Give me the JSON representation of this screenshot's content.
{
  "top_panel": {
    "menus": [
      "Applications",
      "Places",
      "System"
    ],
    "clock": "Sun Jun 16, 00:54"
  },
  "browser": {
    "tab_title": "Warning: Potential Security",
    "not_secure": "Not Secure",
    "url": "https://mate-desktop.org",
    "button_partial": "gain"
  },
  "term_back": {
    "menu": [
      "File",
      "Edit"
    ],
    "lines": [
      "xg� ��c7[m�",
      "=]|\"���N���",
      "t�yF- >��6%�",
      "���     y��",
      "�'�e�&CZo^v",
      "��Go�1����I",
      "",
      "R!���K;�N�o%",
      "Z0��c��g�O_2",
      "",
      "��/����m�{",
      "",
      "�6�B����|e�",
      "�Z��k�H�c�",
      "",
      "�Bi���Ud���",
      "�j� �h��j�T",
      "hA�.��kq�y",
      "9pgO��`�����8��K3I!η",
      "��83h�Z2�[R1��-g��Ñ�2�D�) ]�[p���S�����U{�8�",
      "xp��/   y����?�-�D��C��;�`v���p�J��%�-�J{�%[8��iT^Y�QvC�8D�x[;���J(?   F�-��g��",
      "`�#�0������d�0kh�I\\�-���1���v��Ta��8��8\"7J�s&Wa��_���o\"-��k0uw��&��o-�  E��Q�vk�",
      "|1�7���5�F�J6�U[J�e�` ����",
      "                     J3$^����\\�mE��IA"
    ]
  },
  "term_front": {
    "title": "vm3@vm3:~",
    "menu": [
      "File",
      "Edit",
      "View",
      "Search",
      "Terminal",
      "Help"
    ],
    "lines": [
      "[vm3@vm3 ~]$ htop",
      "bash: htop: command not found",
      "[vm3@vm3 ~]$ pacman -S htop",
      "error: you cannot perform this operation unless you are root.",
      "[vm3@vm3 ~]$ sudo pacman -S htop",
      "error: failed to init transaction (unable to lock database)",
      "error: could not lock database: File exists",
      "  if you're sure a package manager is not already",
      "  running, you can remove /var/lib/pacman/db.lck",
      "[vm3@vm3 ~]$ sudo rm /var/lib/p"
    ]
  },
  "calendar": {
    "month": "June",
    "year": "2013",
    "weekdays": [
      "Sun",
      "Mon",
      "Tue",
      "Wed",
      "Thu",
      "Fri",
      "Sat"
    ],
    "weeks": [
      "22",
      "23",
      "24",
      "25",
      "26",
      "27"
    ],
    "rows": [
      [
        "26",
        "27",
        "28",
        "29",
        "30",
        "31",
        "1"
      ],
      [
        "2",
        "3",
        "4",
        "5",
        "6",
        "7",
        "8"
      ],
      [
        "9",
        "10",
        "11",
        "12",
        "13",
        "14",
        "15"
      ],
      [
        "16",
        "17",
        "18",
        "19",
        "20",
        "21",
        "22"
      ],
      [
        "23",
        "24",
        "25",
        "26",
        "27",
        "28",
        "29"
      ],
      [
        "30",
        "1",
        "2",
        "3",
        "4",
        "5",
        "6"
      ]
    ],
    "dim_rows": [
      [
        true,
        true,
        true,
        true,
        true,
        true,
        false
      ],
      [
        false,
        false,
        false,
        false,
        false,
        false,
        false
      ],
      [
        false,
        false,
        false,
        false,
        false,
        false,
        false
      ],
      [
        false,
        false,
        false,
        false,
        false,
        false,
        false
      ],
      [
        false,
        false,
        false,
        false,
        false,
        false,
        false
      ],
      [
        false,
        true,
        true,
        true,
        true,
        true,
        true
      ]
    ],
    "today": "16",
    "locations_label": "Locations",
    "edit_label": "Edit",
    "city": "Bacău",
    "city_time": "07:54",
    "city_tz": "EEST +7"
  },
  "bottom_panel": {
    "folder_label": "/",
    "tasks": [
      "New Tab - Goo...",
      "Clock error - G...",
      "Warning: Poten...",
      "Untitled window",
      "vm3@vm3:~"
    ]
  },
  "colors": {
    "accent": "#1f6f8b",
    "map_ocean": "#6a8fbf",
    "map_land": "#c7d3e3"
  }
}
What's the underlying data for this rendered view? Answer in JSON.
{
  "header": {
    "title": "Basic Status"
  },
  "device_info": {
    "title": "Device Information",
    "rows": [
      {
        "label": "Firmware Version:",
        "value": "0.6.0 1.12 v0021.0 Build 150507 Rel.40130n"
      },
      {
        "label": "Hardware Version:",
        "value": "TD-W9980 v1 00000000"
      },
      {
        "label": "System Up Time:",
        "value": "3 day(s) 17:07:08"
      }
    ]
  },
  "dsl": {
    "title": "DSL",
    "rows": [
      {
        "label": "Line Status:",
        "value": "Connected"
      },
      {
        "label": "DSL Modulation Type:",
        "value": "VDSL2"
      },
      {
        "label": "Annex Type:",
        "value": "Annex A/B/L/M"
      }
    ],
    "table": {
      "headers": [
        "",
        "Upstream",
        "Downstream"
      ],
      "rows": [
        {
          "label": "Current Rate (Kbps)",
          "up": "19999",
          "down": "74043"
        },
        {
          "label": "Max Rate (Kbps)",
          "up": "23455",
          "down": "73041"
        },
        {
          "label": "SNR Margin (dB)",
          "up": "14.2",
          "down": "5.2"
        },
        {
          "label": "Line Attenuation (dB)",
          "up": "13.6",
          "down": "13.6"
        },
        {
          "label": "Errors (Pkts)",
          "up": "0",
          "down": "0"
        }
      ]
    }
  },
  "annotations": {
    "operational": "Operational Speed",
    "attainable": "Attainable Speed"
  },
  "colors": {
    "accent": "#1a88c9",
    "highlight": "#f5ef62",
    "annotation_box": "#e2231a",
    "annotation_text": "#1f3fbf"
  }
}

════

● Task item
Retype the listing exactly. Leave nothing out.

● Result of the exercise
Give me the JSON representation of this screenshot's content.
{
  "top_panel": {
    "menus": [
      "Applications",
      "Places",
      "System"
    ],
    "clock": "Sun Jun 16, 00:54"
  },
  "browser": {
    "tab_title": "Warning: Potential Security",
    "not_secure": "Not Secure",
    "url": "https://mate-desktop.org",
    "button_partial": "gain"
  },
  "term_back": {
    "menu": [
      "File",
      "Edit"
    ],
    "lines": [
      "xg� ��c7[m�",
      "=]|\"���N���",
      "t�yF- >��6%�",
      "���     y��",
      "�'�e�&CZo^v",
      "��Go�1����I",
      "",
      "R!���K;�N�o%",
      "Z0��c��g�O_2",
      "",
      "��/����m�{",
      "",
      "�6�B����|e�",
      "�Z��k�H�c�",
      "",
      "�Bi���Ud���",
      "�j� �h��j�T",
      "hA�.��kq�y",
      "9pgO��`�����8��K3I!η",
      "��83h�Z2�[R1��-g��Ñ�2�D�) ]�[p���S�����U{�8�",
      "xp��/   y����?�-�D��C��;�`v���p�J��%�-�J{�%[8��iT^Y�QvC�8D�x[;���J(?   F�-��g��",
      "`�#�0������d�0kh�I\\�-���1���v��Ta��8��8\"7J�s&Wa��_���o\"-��k0uw��&��o-�  E��Q�vk�",
      "|1�7���5�F�J6�U[J�e�` ����",
      "                     J3$^����\\�mE��IA"
    ]
  },
  "term_front": {
    "title": "vm3@vm3:~",
    "menu": [
      "File",
      "Edit",
      "View",
      "Search",
      "Terminal",
      "Help"
    ],
    "lines": [
      "[vm3@vm3 ~]$ htop",
      "bash: htop: command not found",
      "[vm3@vm3 ~]$ pacman -S htop",
      "error: you cannot perform this operation unless you are root.",
      "[vm3@vm3 ~]$ sudo pacman -S htop",
      "error: failed to init transaction (unable to lock database)",
      "error: could not lock database: File exists",
      "  if you're sure a package manager is not already",
      "  running, you can remove /var/lib/pacman/db.lck",
      "[vm3@vm3 ~]$ sudo rm /var/lib/p"
    ]
  },
  "calendar": {
    "month": "June",
    "year": "2013",
    "weekdays": [
      "Sun",
      "Mon",
      "Tue",
      "Wed",
      "Thu",
      "Fri",
      "Sat"
    ],
    "weeks": [
      "22",
      "23",
      "24",
      "25",
      "26",
      "27"
    ],
    "rows": [
      [
        "26",
        "27",
        "28",
        "29",
        "30",
        "31",
        "1"
      ],
      [
        "2",
        "3",
        "4",
        "5",
        "6",
        "7",
        "8"
      ],
      [
        "9",
        "10",
        "11",
        "12",
        "13",
        "14",
        "15"
      ],
      [
        "16",
        "17",
        "18",
        "19",
        "20",
        "21",
        "22"
      ],
      [
        "23",
        "24",
        "25",
        "26",
        "27",
        "28",
        "29"
      ],
      [
        "30",
        "1",
        "2",
        "3",
        "4",
        "5",
        "6"
      ]
    ],
    "dim_rows": [
      [
        true,
        true,
        true,
        true,
        true,
        true,
        false
      ],
      [
        false,
        false,
        false,
        false,
        false,
        false,
        false
      ],
      [
        false,
        false,
        false,
        false,
        false,
        false,
        false
      ],
      [
        false,
        false,
        false,
        false,
        false,
        false,
        false
      ],
      [
        false,
        false,
        false,
        false,
        false,
        false,
        false
      ],
      [
        false,
        true,
        true,
        true,
        true,
        true,
        true
      ]
    ],
    "today": "16",
    "locations_label": "Locations",
    "edit_label": "Edit",
    "city": "Bacău",
    "city_time": "07:54",
    "city_tz": "EEST +7"
  },
  "bottom_panel": {
    "folder_label": "/",
    "tasks": [
      "New Tab - Goo...",
      "Clock error - G...",
      "Warning: Poten...",
      "Untitled window",
      "vm3@vm3:~"
    ]
  },
  "colors": {
    "accent": "#1f6f8b",
    "map_ocean": "#6a8fbf",
    "map_land": "#c7d3e3"
  }
}
What's the underlying data for this rendered view? Answer in JSON.
{
  "header": {
    "title": "Basic Status"
  },
  "device_info": {
    "title": "Device Information",
    "rows": [
      {
        "label": "Firmware Version:",
        "value": "0.6.0 1.12 v0021.0 Build 150507 Rel.40130n"
      },
      {
        "label": "Hardware Version:",
        "value": "TD-W9980 v1 00000000"
      },
      {
        "label": "System Up Time:",
        "value": "3 day(s) 17:07:08"
      }
    ]
  },
  "dsl": {
    "title": "DSL",
    "rows": [
      {
        "label": "Line Status:",
        "value": "Connected"
      },
      {
        "label": "DSL Modulation Type:",
        "value": "VDSL2"
      },
      {
        "label": "Annex Type:",
        "value": "Annex A/B/L/M"
      }
    ],
    "table": {
      "headers": [
        "",
        "Upstream",
        "Downstream"
      ],
      "rows": [
        {
          "label": "Current Rate (Kbps)",
          "up": "19999",
          "down": "74043"
        },
        {
          "label": "Max Rate (Kbps)",
          "up": "23455",
          "down": "73041"
        },
        {
          "label": "SNR Margin (dB)",
          "up": "14.2",
          "down": "5.2"
        },
        {
          "label": "Line Attenuation (dB)",
          "up": "13.6",
          "down": "13.6"
        },
        {
          "label": "Errors (Pkts)",
          "up": "0",
          "down": "0"
        }
      ]
    }
  },
  "annotations": {
    "operational": "Operational Speed",
    "attainable": "Attainable Speed"
  },
  "colors": {
    "accent": "#1a88c9",
    "highlight": "#f5ef62",
    "annotation_box": "#e2231a",
    "annotation_text": "#1f3fbf"
  }
}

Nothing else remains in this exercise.